I’m sorry, but I’m here to disappoint you, there is no perfect pillow.  On a good day or given enough time, you can adapt to nearly anything.  Over the last hundred years or so humans used rocks, horse hair and straw to help us sleep comfortably through the night.  Before that we slept mostly on the ground, bereft of any pillow.  

If we tried that now, out of the blue, then you’d be much like my twenty-four year old osteopathic colleague, Whitney, who recently went camping in Ballarat and slept on the cold hard ground, with only a thin, inadequate mat between her and the dirt.  She was complaining this morning of sore shoulders, sore hips and an aching low back.  Her whole body was yelling at her to march herself right back home to sleep on her $2000 mattress and contoured feather pillow.  Unbelievably, she hadn’t spent any time at all progressively sleeping on less comfortable surfaces over the preceding weeks to get her body prepared for her camping experience.  And really who would do that? 

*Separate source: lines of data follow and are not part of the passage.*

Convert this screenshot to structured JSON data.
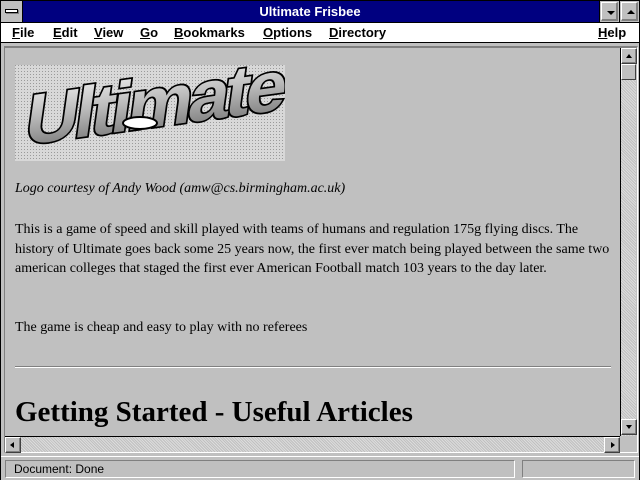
{
  "window": {
    "title": "Ultimate Frisbee"
  },
  "menu": {
    "items": [
      {
        "label": "File",
        "accel": "F",
        "rest": "ile"
      },
      {
        "label": "Edit",
        "accel": "E",
        "rest": "dit"
      },
      {
        "label": "View",
        "accel": "V",
        "rest": "iew"
      },
      {
        "label": "Go",
        "accel": "G",
        "rest": "o"
      },
      {
        "label": "Bookmarks",
        "accel": "B",
        "rest": "ookmarks"
      },
      {
        "label": "Options",
        "accel": "O",
        "rest": "ptions"
      },
      {
        "label": "Directory",
        "accel": "D",
        "rest": "irectory"
      },
      {
        "label": "Help",
        "accel": "H",
        "rest": "elp"
      }
    ]
  },
  "page": {
    "logo_text": "Ultimate",
    "caption": "Logo courtesy of Andy Wood (amw@cs.birmingham.ac.uk)",
    "paragraphs": [
      "This is a game of speed and skill played with teams of humans and regulation 175g flying discs. The history of Ultimate goes back some 25 years now, the first ever match being played between the same two american colleges that staged the first ever American Football match 103 years to the day later.",
      "The game is cheap and easy to play with no referees"
    ],
    "heading": "Getting Started - Useful Articles"
  },
  "status": {
    "text": "Document: Done"
  },
  "colors": {
    "titlebar": "#000080",
    "chrome": "#c0c0c0",
    "content_bg": "#c0c0c0"
  },
  "icons": [
    "system-menu-icon",
    "minimize-icon",
    "maximize-icon",
    "scroll-up-icon",
    "scroll-down-icon",
    "scroll-left-icon",
    "scroll-right-icon"
  ]
}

Our bodies and the bones, ligaments and muscles that make them up, respond to the activities that we ask of them.  If we ask them to sleep on an extremely comfortable, forgiving surface every night then they’re just going to find it a bit of a struggle adjusting to a hard, cold, dirt floor.  Your discomfort is not in your imagination.

So back to the person asking me about the perfect pillow.  The one who has a sore, tight neck and shoulders and is struggling to adapt to anything.  What do I tell them? 

Your pillow is a support device.

Your pillow is there to provide support - it’s an orthotic for your head and neck. 

A pillow that is unforgiving and asks you to adapt should be pushed to the side.  It is meant to provide comfort and adapt to what you need, not the other way around. 

This is not a sales pitch but we do sell a pillow at the clinic and it is the one I recommend to people if they’re genuinely in the market for a new pillow. It has a contoured cotton cover stuffed with polyester fill. The reason I like it is simple.  It’s adaptable.  It has a zip on one end that you can pull out stuffing or put more in as the polyester filling loses it’s ‘lift’.  At night, you you can move the stuffing around if you punch it, or shove it into the headboard to make it higher when you roll from your back to your side. And in a couple of years when the filling bunches up and is full of saliva, dead skin and microscopic creatures, you can pull out the stuffing, wash the cover, stuff some new stuffing in and start again.  

Enter your email address:

Delivered by FeedBurner